## EXERCISE PROMPT
Every record below should be copied exactly, with the pictures left out.

## Excerpts from a dataset
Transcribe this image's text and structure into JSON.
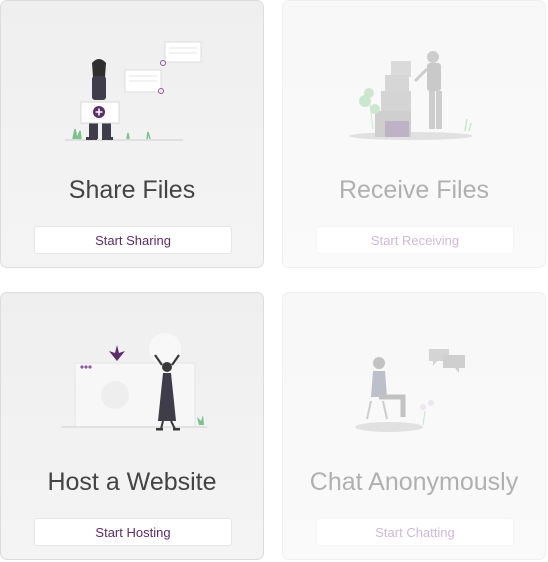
{
  "colors": {
    "accent": "#5b2b6a",
    "title_text": "#444444",
    "card_bg": "#f0f0f0",
    "card_border": "#dcdcdc"
  },
  "cards": [
    {
      "title": "Share Files",
      "button": "Start Sharing",
      "enabled": true,
      "illustration": "person-holding-plus-box"
    },
    {
      "title": "Receive Files",
      "button": "Start Receiving",
      "enabled": false,
      "illustration": "person-leaning-on-boxes"
    },
    {
      "title": "Host a Website",
      "button": "Start Hosting",
      "enabled": true,
      "illustration": "person-with-browser-window"
    },
    {
      "title": "Chat Anonymously",
      "button": "Start Chatting",
      "enabled": false,
      "illustration": "person-sitting-with-chat-bubbles"
    }
  ]
}
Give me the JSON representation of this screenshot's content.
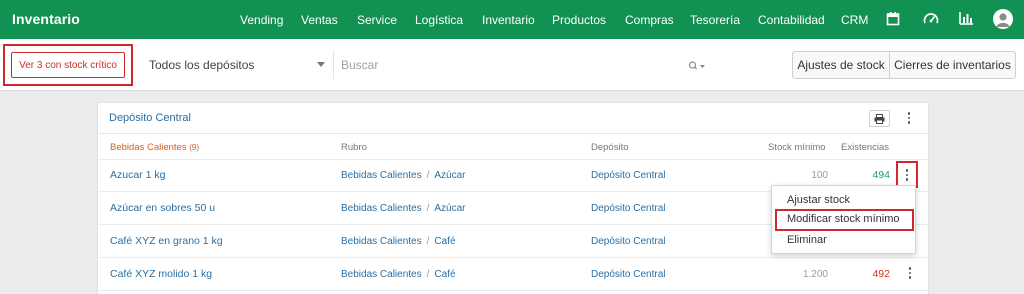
{
  "app": {
    "title": "Inventario"
  },
  "nav": {
    "items": [
      "Vending",
      "Ventas",
      "Service",
      "Logística",
      "Inventario",
      "Productos",
      "Compras",
      "Tesorería",
      "Contabilidad",
      "CRM"
    ],
    "icons": [
      "calendar-icon",
      "speedometer-icon",
      "bar-chart-icon",
      "user-avatar-icon"
    ],
    "bg_color": "#119152"
  },
  "toolbar": {
    "critical_button": "Ver 3 con stock crítico",
    "deposit_select": "Todos los depósitos",
    "search_placeholder": "Buscar",
    "adjust_button": "Ajustes de stock",
    "closures_button": "Cierres de inventarios"
  },
  "card": {
    "title": "Depósito Central",
    "group_name": "Bebidas Calientes",
    "group_count": "(9)",
    "columns": {
      "rubro": "Rubro",
      "deposito": "Depósito",
      "stock_min": "Stock mínimo",
      "existencias": "Existencias"
    },
    "rows": [
      {
        "name": "Azucar 1 kg",
        "rubro_a": "Bebidas Calientes",
        "rubro_sep": "/",
        "rubro_b": "Azúcar",
        "deposito": "Depósito Central",
        "stock_min": "100",
        "existencias": "494",
        "status": "ok"
      },
      {
        "name": "Azúcar en sobres 50 u",
        "rubro_a": "Bebidas Calientes",
        "rubro_sep": "/",
        "rubro_b": "Azúcar",
        "deposito": "Depósito Central",
        "stock_min": "",
        "existencias": "",
        "status": ""
      },
      {
        "name": "Café XYZ en grano 1 kg",
        "rubro_a": "Bebidas Calientes",
        "rubro_sep": "/",
        "rubro_b": "Café",
        "deposito": "Depósito Central",
        "stock_min": "",
        "existencias": "",
        "status": ""
      },
      {
        "name": "Café XYZ molido 1 kg",
        "rubro_a": "Bebidas Calientes",
        "rubro_sep": "/",
        "rubro_b": "Café",
        "deposito": "Depósito Central",
        "stock_min": "1.200",
        "existencias": "492",
        "status": "low"
      }
    ]
  },
  "row_menu": {
    "items": [
      "Ajustar stock",
      "Modificar stock mínimo",
      "Eliminar"
    ]
  },
  "colors": {
    "highlight": "#d0282e",
    "link": "#2a6fa5",
    "ok": "#1a9a8a",
    "low": "#d33a1f"
  }
}
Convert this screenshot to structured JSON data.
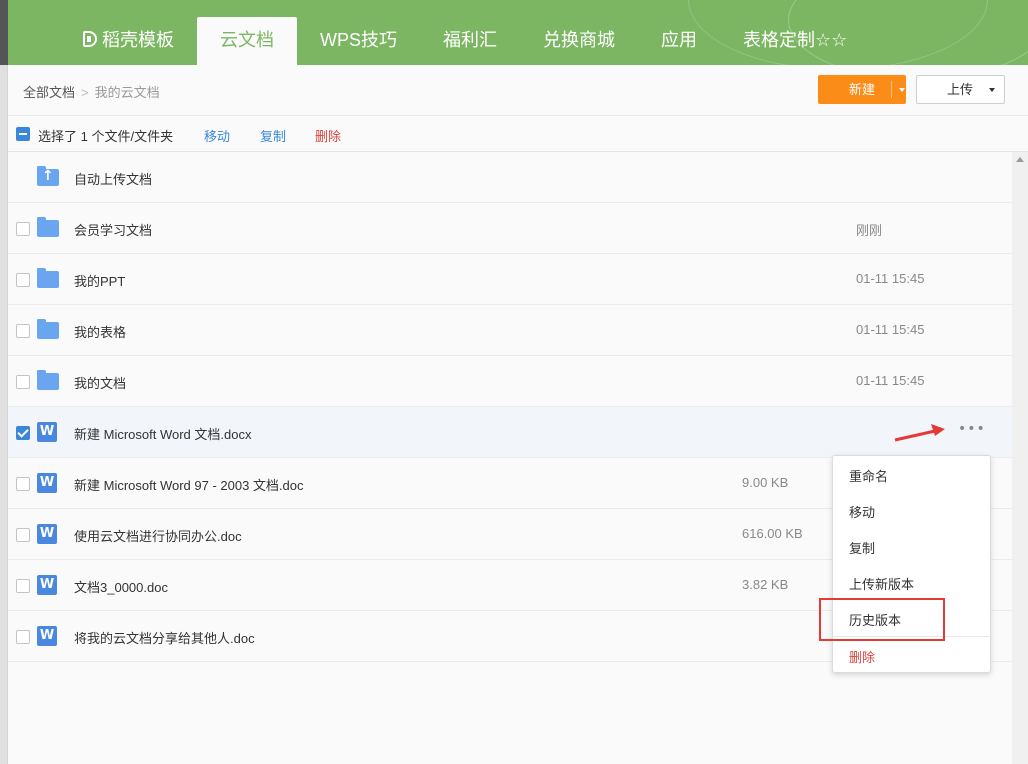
{
  "nav": {
    "tabs": [
      {
        "label": "稻壳模板"
      },
      {
        "label": "云文档",
        "active": true
      },
      {
        "label": "WPS技巧"
      },
      {
        "label": "福利汇"
      },
      {
        "label": "兑换商城"
      },
      {
        "label": "应用"
      },
      {
        "label": "表格定制☆☆"
      }
    ]
  },
  "breadcrumb": {
    "root": "全部文档",
    "current": "我的云文档"
  },
  "toolbar": {
    "new_label": "新建",
    "upload_label": "上传"
  },
  "selection": {
    "text": "选择了 1 个文件/文件夹",
    "move": "移动",
    "copy": "复制",
    "delete": "删除"
  },
  "files": [
    {
      "name": "自动上传文档",
      "type": "folder-upload",
      "size": "",
      "date": ""
    },
    {
      "name": "会员学习文档",
      "type": "folder",
      "size": "",
      "date": "刚刚"
    },
    {
      "name": "我的PPT",
      "type": "folder",
      "size": "",
      "date": "01-11 15:45"
    },
    {
      "name": "我的表格",
      "type": "folder",
      "size": "",
      "date": "01-11 15:45"
    },
    {
      "name": "我的文档",
      "type": "folder",
      "size": "",
      "date": "01-11 15:45"
    },
    {
      "name": "新建 Microsoft Word 文档.docx",
      "type": "word",
      "size": "",
      "date": "",
      "checked": true
    },
    {
      "name": "新建 Microsoft Word 97 - 2003 文档.doc",
      "type": "word",
      "size": "9.00 KB",
      "date": ""
    },
    {
      "name": "使用云文档进行协同办公.doc",
      "type": "word",
      "size": "616.00 KB",
      "date": ""
    },
    {
      "name": "文档3_0000.doc",
      "type": "word",
      "size": "3.82 KB",
      "date": ""
    },
    {
      "name": "将我的云文档分享给其他人.doc",
      "type": "word",
      "size": "",
      "date": ""
    }
  ],
  "word_icon_glyph": "W",
  "more_glyph": "•••",
  "context_menu": {
    "items": [
      {
        "label": "重命名"
      },
      {
        "label": "移动"
      },
      {
        "label": "复制"
      },
      {
        "label": "上传新版本"
      },
      {
        "label": "历史版本"
      },
      {
        "label": "删除"
      }
    ]
  },
  "colors": {
    "nav_green": "#7cb663",
    "new_orange": "#fb8c18",
    "link_blue": "#3a86d8",
    "danger_red": "#e0433c",
    "annotation_red": "#e53935"
  }
}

## ANSWER TO THE EXERCISE
Transcribe this image's text and structure into JSON.
{
  "colors": {
    "accent": "#5b2b6a",
    "title_text": "#444444",
    "card_bg": "#f0f0f0",
    "card_border": "#dcdcdc"
  },
  "cards": [
    {
      "title": "Share Files",
      "button": "Start Sharing",
      "enabled": true,
      "illustration": "person-holding-plus-box"
    },
    {
      "title": "Receive Files",
      "button": "Start Receiving",
      "enabled": false,
      "illustration": "person-leaning-on-boxes"
    },
    {
      "title": "Host a Website",
      "button": "Start Hosting",
      "enabled": true,
      "illustration": "person-with-browser-window"
    },
    {
      "title": "Chat Anonymously",
      "button": "Start Chatting",
      "enabled": false,
      "illustration": "person-sitting-with-chat-bubbles"
    }
  ]
}
Give me the JSON representation of this screenshot's content.
{
  "app": {
    "title": "Inventario"
  },
  "nav": {
    "items": [
      "Vending",
      "Ventas",
      "Service",
      "Logística",
      "Inventario",
      "Productos",
      "Compras",
      "Tesorería",
      "Contabilidad",
      "CRM"
    ],
    "icons": [
      "calendar-icon",
      "speedometer-icon",
      "bar-chart-icon",
      "user-avatar-icon"
    ],
    "bg_color": "#119152"
  },
  "toolbar": {
    "critical_button": "Ver 3 con stock crítico",
    "deposit_select": "Todos los depósitos",
    "search_placeholder": "Buscar",
    "adjust_button": "Ajustes de stock",
    "closures_button": "Cierres de inventarios"
  },
  "card": {
    "title": "Depósito Central",
    "group_name": "Bebidas Calientes",
    "group_count": "(9)",
    "columns": {
      "rubro": "Rubro",
      "deposito": "Depósito",
      "stock_min": "Stock mínimo",
      "existencias": "Existencias"
    },
    "rows": [
      {
        "name": "Azucar 1 kg",
        "rubro_a": "Bebidas Calientes",
        "rubro_sep": "/",
        "rubro_b": "Azúcar",
        "deposito": "Depósito Central",
        "stock_min": "100",
        "existencias": "494",
        "status": "ok"
      },
      {
        "name": "Azúcar en sobres 50 u",
        "rubro_a": "Bebidas Calientes",
        "rubro_sep": "/",
        "rubro_b": "Azúcar",
        "deposito": "Depósito Central",
        "stock_min": "",
        "existencias": "",
        "status": ""
      },
      {
        "name": "Café XYZ en grano 1 kg",
        "rubro_a": "Bebidas Calientes",
        "rubro_sep": "/",
        "rubro_b": "Café",
        "deposito": "Depósito Central",
        "stock_min": "",
        "existencias": "",
        "status": ""
      },
      {
        "name": "Café XYZ molido 1 kg",
        "rubro_a": "Bebidas Calientes",
        "rubro_sep": "/",
        "rubro_b": "Café",
        "deposito": "Depósito Central",
        "stock_min": "1.200",
        "existencias": "492",
        "status": "low"
      }
    ]
  },
  "row_menu": {
    "items": [
      "Ajustar stock",
      "Modificar stock mínimo",
      "Eliminar"
    ]
  },
  "colors": {
    "highlight": "#d0282e",
    "link": "#2a6fa5",
    "ok": "#1a9a8a",
    "low": "#d33a1f"
  }
}
Convert this screenshot to structured JSON data.
{
  "nav": {
    "tabs": [
      {
        "label": "稻壳模板"
      },
      {
        "label": "云文档",
        "active": true
      },
      {
        "label": "WPS技巧"
      },
      {
        "label": "福利汇"
      },
      {
        "label": "兑换商城"
      },
      {
        "label": "应用"
      },
      {
        "label": "表格定制☆☆"
      }
    ]
  },
  "breadcrumb": {
    "root": "全部文档",
    "current": "我的云文档"
  },
  "toolbar": {
    "new_label": "新建",
    "upload_label": "上传"
  },
  "selection": {
    "text": "选择了 1 个文件/文件夹",
    "move": "移动",
    "copy": "复制",
    "delete": "删除"
  },
  "files": [
    {
      "name": "自动上传文档",
      "type": "folder-upload",
      "size": "",
      "date": ""
    },
    {
      "name": "会员学习文档",
      "type": "folder",
      "size": "",
      "date": "刚刚"
    },
    {
      "name": "我的PPT",
      "type": "folder",
      "size": "",
      "date": "01-11 15:45"
    },
    {
      "name": "我的表格",
      "type": "folder",
      "size": "",
      "date": "01-11 15:45"
    },
    {
      "name": "我的文档",
      "type": "folder",
      "size": "",
      "date": "01-11 15:45"
    },
    {
      "name": "新建 Microsoft Word 文档.docx",
      "type": "word",
      "size": "",
      "date": "",
      "checked": true
    },
    {
      "name": "新建 Microsoft Word 97 - 2003 文档.doc",
      "type": "word",
      "size": "9.00 KB",
      "date": ""
    },
    {
      "name": "使用云文档进行协同办公.doc",
      "type": "word",
      "size": "616.00 KB",
      "date": ""
    },
    {
      "name": "文档3_0000.doc",
      "type": "word",
      "size": "3.82 KB",
      "date": ""
    },
    {
      "name": "将我的云文档分享给其他人.doc",
      "type": "word",
      "size": "",
      "date": ""
    }
  ],
  "word_icon_glyph": "W",
  "more_glyph": "•••",
  "context_menu": {
    "items": [
      {
        "label": "重命名"
      },
      {
        "label": "移动"
      },
      {
        "label": "复制"
      },
      {
        "label": "上传新版本"
      },
      {
        "label": "历史版本"
      },
      {
        "label": "删除"
      }
    ]
  },
  "colors": {
    "nav_green": "#7cb663",
    "new_orange": "#fb8c18",
    "link_blue": "#3a86d8",
    "danger_red": "#e0433c",
    "annotation_red": "#e53935"
  }
}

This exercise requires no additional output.